John, 78, and Susan, 80, are successful, retired and currently worth $23.5 million, $8 million of which is in municipal bonds. They maintain a moderate lifestyle and are not consuming all their income. They are making annual exclusion gifts to their two children and their spouses, as well as to their five grandchildren.1 A portion of the monies are funding a $4 million survivorship policy in an irrevocable life insurance trust. They plan to continue making cash gifts.
John and Susan are very conservative and like the idea of using life insurance as an asset class. They have also indicated that they would like to each use $1 million of their lifetime gift tax exemptions.2 John and Susan don’t like complex strategies and are looking for an uncomplicated recommendation.
Gift $2 million of their lifetime gift tax exemptions to a dynasty trust,3 applying $1 million each of their generation-skipping transfer tax exemption.4
A dynasty trust is an irrevocable trust that is designed to leverage estate, gift and generation-skipping transfer tax exemptions by allowing trust assets and future appreciation thereon to remain free from transfer taxes for as many generations as state law permits.5 Once the original transfer of assets to the dynasty trust is accomplished, the trust assets, accumulated income and appreciation remain free of federal estate and gift taxes for the term of the trust.
The trustee purchases a single premium survivorship policy on John and Susan, who are both preferred nonsmokers, in the amount of $6,097,511, which is guaranteed to John’s age 100.6, 7
Using a dynasty trust with life insurance increases the amount of wealth John and Susan are able to transfer to future generations.
Net to Subsequent Generations8
1Under Internal Revenue Code (IRC) §2503(b), the gift tax annual exclusion amount is $13,000 per recipient per year (2011) and $26,000 per year if a married couple splits their gifts under IRC §2513(a).
2The gift tax applicable credit amount is equal to $1,730,800 (2011), which translates into a gift tax lifetime exemption of $5 million per individual.
3Trusts should be drafted by an attorney familiar with such matters in order to take into account income and estate tax laws (including generation-skipping tax). Failure to do so could result in adverse tax treatment of trust proceeds.
4A generation-skipping transfer tax (GSTT) is imposed on transfers that “skip” at least one generation and is imposed in addition to any estate or gift tax due on the transfer.

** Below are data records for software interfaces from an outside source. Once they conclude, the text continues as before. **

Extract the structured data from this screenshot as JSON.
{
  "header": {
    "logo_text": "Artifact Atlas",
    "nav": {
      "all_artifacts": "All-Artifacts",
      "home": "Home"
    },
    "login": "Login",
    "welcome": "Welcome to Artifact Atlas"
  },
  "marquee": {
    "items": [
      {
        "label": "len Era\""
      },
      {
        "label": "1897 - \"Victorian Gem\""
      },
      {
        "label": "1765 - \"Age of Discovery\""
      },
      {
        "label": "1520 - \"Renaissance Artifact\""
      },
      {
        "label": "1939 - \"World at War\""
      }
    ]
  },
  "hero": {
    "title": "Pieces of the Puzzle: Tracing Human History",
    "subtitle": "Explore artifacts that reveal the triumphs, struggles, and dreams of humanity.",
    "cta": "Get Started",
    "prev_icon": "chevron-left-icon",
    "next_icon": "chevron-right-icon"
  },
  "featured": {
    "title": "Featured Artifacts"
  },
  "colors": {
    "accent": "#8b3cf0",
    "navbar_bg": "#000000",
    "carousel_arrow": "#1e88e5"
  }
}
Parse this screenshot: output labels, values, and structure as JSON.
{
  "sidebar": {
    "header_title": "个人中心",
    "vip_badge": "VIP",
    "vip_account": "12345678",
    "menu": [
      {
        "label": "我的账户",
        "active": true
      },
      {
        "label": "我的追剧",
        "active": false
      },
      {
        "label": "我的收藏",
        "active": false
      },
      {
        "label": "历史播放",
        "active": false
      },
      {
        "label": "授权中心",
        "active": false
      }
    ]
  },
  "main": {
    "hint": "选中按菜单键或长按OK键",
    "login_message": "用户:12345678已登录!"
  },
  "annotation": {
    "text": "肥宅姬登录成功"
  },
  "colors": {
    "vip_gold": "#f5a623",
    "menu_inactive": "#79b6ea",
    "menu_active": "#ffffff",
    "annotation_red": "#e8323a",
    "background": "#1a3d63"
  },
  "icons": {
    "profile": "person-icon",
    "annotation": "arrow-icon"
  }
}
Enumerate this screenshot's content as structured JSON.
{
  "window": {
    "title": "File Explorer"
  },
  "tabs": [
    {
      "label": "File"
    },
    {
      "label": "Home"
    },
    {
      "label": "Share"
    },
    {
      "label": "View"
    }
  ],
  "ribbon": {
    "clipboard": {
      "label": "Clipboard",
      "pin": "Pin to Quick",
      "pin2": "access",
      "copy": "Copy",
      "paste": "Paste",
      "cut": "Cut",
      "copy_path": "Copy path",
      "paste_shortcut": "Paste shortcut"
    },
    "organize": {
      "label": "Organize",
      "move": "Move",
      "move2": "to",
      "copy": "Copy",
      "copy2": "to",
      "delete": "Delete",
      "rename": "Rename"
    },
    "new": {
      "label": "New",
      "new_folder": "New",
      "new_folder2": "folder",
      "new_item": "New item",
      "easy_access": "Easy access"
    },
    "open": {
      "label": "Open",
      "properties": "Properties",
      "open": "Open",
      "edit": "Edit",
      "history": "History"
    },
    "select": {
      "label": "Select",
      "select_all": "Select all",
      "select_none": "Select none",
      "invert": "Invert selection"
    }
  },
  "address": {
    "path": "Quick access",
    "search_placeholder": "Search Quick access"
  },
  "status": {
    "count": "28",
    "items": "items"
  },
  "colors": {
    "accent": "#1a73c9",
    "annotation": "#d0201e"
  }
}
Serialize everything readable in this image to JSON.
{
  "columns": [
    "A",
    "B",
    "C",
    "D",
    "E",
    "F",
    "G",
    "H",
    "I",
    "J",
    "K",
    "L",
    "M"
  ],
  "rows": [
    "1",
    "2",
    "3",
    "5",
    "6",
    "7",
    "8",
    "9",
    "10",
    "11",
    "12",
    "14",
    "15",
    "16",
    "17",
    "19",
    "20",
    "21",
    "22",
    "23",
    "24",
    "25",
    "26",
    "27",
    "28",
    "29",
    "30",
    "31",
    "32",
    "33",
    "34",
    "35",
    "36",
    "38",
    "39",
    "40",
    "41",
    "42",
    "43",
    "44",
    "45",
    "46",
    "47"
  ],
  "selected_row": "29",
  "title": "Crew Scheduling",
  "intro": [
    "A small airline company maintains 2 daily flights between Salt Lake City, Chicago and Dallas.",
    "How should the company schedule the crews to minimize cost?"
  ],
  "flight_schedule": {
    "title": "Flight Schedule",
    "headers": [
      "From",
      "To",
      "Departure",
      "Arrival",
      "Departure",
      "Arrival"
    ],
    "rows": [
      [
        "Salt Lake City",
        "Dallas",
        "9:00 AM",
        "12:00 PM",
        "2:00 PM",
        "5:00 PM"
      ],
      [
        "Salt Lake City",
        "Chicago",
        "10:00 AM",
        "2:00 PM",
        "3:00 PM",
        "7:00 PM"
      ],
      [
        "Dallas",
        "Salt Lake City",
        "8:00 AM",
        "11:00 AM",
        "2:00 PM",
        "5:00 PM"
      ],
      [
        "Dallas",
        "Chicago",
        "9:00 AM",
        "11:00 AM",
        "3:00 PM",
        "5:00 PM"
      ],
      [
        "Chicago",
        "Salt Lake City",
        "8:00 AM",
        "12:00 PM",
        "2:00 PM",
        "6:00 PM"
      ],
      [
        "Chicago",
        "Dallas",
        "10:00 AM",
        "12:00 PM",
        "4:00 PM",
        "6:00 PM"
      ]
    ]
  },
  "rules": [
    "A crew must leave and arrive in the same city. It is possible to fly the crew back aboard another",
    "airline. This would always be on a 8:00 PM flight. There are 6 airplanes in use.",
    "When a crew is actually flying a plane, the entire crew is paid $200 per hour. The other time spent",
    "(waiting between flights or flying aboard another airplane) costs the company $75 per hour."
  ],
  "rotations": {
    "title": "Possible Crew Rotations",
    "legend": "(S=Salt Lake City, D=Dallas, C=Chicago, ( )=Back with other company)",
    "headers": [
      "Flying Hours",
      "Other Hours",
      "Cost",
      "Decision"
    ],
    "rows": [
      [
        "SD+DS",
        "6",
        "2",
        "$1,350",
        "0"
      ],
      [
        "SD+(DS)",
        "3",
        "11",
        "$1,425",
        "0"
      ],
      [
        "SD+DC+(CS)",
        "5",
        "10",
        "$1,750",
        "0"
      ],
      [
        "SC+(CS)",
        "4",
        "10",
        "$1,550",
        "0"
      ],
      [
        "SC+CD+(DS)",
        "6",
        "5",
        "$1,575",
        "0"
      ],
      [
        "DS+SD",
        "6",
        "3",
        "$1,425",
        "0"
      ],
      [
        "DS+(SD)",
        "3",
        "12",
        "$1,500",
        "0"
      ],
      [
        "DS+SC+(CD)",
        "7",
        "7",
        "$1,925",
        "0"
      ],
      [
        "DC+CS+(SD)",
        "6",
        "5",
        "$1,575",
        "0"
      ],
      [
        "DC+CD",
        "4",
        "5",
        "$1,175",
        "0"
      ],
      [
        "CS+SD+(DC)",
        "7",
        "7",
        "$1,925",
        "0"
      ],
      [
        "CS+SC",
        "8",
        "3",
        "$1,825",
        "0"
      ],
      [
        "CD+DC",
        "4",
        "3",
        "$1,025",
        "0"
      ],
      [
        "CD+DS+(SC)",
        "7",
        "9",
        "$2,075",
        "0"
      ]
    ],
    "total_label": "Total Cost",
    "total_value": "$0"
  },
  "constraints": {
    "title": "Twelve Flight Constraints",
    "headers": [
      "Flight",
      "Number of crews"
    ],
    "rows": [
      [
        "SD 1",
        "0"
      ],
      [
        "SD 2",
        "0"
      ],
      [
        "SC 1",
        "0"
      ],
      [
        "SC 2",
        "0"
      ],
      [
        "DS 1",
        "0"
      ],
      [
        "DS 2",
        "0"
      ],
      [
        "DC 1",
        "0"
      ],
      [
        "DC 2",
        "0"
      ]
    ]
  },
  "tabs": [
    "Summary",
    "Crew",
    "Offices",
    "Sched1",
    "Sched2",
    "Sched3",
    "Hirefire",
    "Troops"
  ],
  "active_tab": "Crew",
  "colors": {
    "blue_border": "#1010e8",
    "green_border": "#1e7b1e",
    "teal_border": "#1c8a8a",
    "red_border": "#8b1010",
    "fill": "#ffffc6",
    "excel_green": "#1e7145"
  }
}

Each individual has a cumulative exemption from the GSTT, which may be used during lifetime or death. In 2011 and 2012, the GSTT exemption amount is $5,000,000 per individual.
5In some states the trust must terminate and distribute all funds within 21 years of the death of the last individual alive at the time of the trust’s creation. There are,
however, a number of states that allow trusts to continue in perpetuity, or a number of years in excess of 90, covering multiple generations, with no estate taxes.
6The use of a lump sum premium payment to utilize all or a portion of a transferor’s lifetime gifting exemption or generation-skipping transfer tax exemption may cause the life
insurance contract, as classified under Internal Revenue Code (IRC) §7702, to be classified under IRC §7702A as a modified endowment contract (MEC). For death benefit
purposes, a MEC is treated in the exact same manner as a life insurance contract so that death benefit proceeds are 100 percent exempt from federal income taxation.
7Guaranteed death benefits are subject to the claims-paying ability of the insurance carrier.
8Assumes estate tax exemption of $3,500,000 and 45 percent marginal estate tax rate.
Before establishing an ILIT one should consider the cost of creating and maintaining the ILIT, that life insurance qualifications generally require medical and financial underwriting, the desired policy premium may be higher than your gift tax exclusion or lifetime exemption, gifts in excess of these exclusions and exemptions will be taxable, and that transfers to an ILIT are irrevocable.ILIT assets may be insufficient to pay the premiums. In certain situations additional out of pocket contributions to the ILIT may be required to maintain the desired level of insurance.
To ensure compliance with requirements imposed by the IRS under Circular 230, we inform you that any U.S. Federal tax advice contained in this communication, unless otherwise specifically stated, was not intended or written to be used, and cannot be used, for the purpose of (1) avoiding penalties under the Internal Revenue Code or (2) promoting, marketing or recommending to another party any matters addressed herein.
For traditional insurance products only; may not be used with variable life policies. Riders are available for an additional cost. Any guarantees offered by life insurance products are subject to the claims-paying ability of the issuing insurance company. There are considerable issues that need to be considered before replacing life insurance such as, but not limited to: commissions, fees, expenses, surrender charges, premiums and new contestability period. There may also be unfavorable tax consequences caused by surrendering an existing policy, such as a potential tax on outstanding policy loans.